The rezoning is needed, university officials said, to put the historic Black university on solid footing after years of financial concerns and backlogged campus maintenance.
“We are fighting for our very existence,” Shaw University President Paulette Dillard said.
“Work with me,” she said. “Work with our community because Shaw has an opportunity to make a difference. But we will make that difference by working together, being honest and deciding the best way forward.”
A community meeting was held Monday night at the university’s Estey Hall Auditorium Monday night with more than 150 people attending in person and virtually. Shaw University has called downtown Raleigh home since 1865 and seen the influx in development surrounding its campus for decades.
The campus, about 28 acres, mostly sits between Wilmington, South and Person streets and Martin Luther King Jr. Boulevard.
Shaw needs this rezoning for greater financial flexibility that doesn’t rely on student tuition, Dillard said. The university would keep ownership of the land but would be able to lease the property to developers to allow taller, denser retail and housing.
The university could build anywhere from three to 12 stories with its current zoning and now is requesting going up to 30 and 40 stories. The rezoning will also ask that some of its property be removed from a historic overlay district, though officials promised they wouldn’t destroy historic property.
The exact plans for the property, if it is rezoned, aren’t finalized. Shaw would undergo a master planning process to decide the best way forward after the rezoning process.
‘Getting closed in’
An architectural rendering that showed tall buildings surrounding the campus caused some concerns from neighbors and alumni.
“I saw a lot of high-rise buildings, but I didn’t see much of Shaw University,” said Eugene Merrick. “We don’t seem to be expanding the university footprint. We seem to be getting closed in.”
Both Raleigh City Council members Corey Branch and Stormie Forte attended the meeting.
“I was happy that they were able to get some community feedback to hear about some of the concerns and challenges of the neighborhood, alumni and folks that have been directly impacted by whatever development they choose to do,” Forte said. “I certainly hope there will be some minority participation with minority developers and minority businesses. But hopefully, they will keep the community engaged and have more conversations about what longtime residents want to see in the area.”

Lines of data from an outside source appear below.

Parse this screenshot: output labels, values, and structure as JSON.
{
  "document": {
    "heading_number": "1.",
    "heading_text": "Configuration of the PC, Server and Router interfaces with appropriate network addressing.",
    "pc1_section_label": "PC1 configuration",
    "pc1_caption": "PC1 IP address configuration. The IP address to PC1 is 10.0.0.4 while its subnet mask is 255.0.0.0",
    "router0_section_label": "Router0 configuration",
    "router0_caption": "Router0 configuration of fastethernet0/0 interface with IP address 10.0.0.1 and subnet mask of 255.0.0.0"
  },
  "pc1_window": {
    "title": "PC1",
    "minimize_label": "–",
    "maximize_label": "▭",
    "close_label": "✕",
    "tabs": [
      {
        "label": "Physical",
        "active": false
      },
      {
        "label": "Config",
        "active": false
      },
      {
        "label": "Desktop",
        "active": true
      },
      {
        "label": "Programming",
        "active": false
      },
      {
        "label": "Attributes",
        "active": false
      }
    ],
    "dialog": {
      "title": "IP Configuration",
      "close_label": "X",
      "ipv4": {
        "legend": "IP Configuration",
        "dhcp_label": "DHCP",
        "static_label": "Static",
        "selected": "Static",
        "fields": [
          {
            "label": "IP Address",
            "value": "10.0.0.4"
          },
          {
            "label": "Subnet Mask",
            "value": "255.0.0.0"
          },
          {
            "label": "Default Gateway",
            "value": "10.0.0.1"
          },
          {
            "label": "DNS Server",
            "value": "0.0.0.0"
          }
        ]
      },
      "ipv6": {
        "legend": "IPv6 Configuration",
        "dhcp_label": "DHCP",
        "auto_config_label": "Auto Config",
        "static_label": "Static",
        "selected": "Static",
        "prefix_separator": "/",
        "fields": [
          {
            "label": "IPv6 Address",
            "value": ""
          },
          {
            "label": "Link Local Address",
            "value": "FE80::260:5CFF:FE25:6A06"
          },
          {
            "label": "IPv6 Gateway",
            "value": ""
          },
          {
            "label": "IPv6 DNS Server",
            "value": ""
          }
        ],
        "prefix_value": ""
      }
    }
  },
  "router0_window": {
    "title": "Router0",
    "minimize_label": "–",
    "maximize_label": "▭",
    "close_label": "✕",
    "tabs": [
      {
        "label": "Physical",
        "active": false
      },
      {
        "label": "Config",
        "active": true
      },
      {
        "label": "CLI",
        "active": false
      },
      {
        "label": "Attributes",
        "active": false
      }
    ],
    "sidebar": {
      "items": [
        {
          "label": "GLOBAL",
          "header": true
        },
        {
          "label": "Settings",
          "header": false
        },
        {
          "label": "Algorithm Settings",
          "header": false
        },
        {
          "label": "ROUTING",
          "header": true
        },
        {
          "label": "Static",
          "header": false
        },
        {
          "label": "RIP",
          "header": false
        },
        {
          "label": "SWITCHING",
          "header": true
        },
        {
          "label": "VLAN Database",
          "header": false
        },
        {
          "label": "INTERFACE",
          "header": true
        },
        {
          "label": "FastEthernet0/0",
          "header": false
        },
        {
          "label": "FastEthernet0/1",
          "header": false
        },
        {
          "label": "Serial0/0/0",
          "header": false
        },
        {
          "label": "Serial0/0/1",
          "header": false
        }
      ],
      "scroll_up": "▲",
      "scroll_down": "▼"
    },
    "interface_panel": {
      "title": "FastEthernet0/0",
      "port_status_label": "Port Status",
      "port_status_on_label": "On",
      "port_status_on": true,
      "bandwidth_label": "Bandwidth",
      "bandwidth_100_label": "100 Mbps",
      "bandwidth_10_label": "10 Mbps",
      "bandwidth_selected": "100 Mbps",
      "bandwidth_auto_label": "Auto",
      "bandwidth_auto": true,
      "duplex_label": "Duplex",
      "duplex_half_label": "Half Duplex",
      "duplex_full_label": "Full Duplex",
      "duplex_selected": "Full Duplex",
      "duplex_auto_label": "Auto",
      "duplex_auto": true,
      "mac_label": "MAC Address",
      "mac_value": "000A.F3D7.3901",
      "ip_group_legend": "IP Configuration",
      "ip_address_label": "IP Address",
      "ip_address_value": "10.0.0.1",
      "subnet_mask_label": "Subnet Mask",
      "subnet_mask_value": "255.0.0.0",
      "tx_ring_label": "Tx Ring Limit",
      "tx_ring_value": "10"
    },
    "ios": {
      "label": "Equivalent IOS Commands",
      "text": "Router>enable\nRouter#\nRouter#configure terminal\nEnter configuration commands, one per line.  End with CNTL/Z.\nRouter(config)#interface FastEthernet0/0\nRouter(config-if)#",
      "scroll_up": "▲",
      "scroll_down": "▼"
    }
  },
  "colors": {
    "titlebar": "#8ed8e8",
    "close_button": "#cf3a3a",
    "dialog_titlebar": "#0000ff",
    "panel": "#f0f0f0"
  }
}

What’s next: The official rezoning application will likely be submitted in the next few weeks and will include some conditions about preserving the historic properties on the campus, said Mack Paul, the attorney representing the university in the rezoning.
Once a rezoning application is submitted it will have to be reviewed by the city’s planning commission and the Raleigh City Council, which will include a public hearing.